If you’re coming to the study of security and privacy from another field, it can sometimes be tough to get a clear answer to what seems like a simple question: Is this app secure? However, if you’re working on the user experience for that software, it’s critical that you understand the assumptions that security experts are making about your users and their behavior – and not just take the experts’ word that all is well.

I’ve written before that neither security nor usability are binary properties. In a nutshell, this means that there’s a lot of gray area when it comes to deciding whether something is secure or insecure. Security enthusiasts often come at the problem by answering one question: Is this the most secure solution available? Meanwhile, non-experts are actually asking a different one: Is this secure enough for what I want to do? Like usability, security is defined as a function of a particular set of users and their needs – more specifically, as a function of the threats they face.

Image of two buckets, labeled ‘secure’ and ‘insecure’, with a marble labeled app and a question mark. It’s often hard to classify an app as being secure or insecure without additional context about the user and their goals.

If you’re a designer, usability researcher, or other UX professional collaborating with a security engineer for the first time, it may be uncomfortable to push back and ask for more information about the app’s security features, especially if the answers are full of unfamiliar acronyms and buzzwords. And it’s tempting as a security expert to say something along the lines of, “trust me; this is secure.” But digging in to this kind of cross-discipline dialogue can be essential for identifying places that users will get tripped up. Talking across the divide can prevent an app that is secure in theory from becoming seriously flawed in practice.

Here are some questions that teams of security experts and UX professionals should be able to answer about the software they are building together. This kind of conversation is best held in front of a whiteboard, where team members can communicate visually as well as verbally. Security experts should challenge themselves to offer complete explanations in accessible terms. Their partners should be vocal when a concept is not clear.

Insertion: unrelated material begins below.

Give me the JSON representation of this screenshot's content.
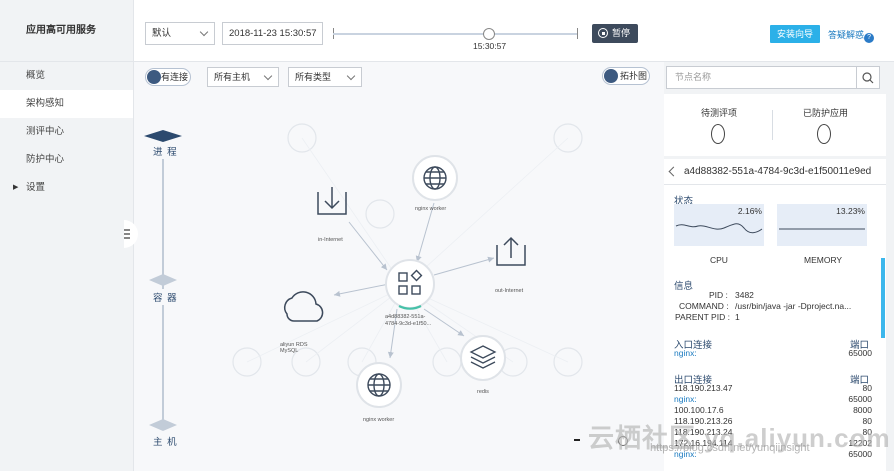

  1. What is the threat model (probable set of attacks) that the software protects against? Who are the “adversaries” that are likely to try and subvert the software, and what features are in place to protect against them? Include both attackers interested in your infrastructure (either for monetary gain or for the lulz) and in your users’ data (whether they’re harvesting large quantities or carrying out a personal vendetta).
  2. What threats is the software currently vulnerable to? Don’t forget to consider users who are at risk of targeted attacks, such as domestic abuse survivors, investigative journalists, or LGBTQ activists around the world (one resource to help you get started is our former fellow Gus Andrews’ set of user personas for privacy and security). Remember in particular that some people are targeted by their telecom providers and even their governments.
  3. How does the UX help users understand both the protections the software offers and the protections it does not offer? Given the people who use the software (or are likely to use it in the future), does the UX do an accurate and reasonable job at conveying how it aims to keep its users secure? For example, if the software advertises encryption, is it truly to inform users or simply to smooth over their fears (pro tip: the phrase “military-grade encryption” is never a good sign for users)? If your chat app’s messages automatically disappear, do people understand that there are ways those messages may still be retained?
  4. Are there things that users can do – or fail to do – that will expose them to additional risk? Does the UX help shape their behavior appropriately to counter this eventuality? For example, does the app periodically encourage users to protect their accounts with basic features like two-factor authentication? Does it just send two-factor codes by SMS or also support alternatives like app-generated codes or hardware tokens?

This is just a starting point in what we hope will become an ongoing conversation between UX professionals and their security-minded colleagues. Great software is built around excellent user experiences, and keeping users’ data safe is a core (if often implicit) user need. For this reason, we believe designers and UX researchers can be important advocates for user security. Conversations across the divide are an important first step to making this a reality.

Would your team like help talking through these types of issues? We can lend a hand. Drop us a line at [email protected].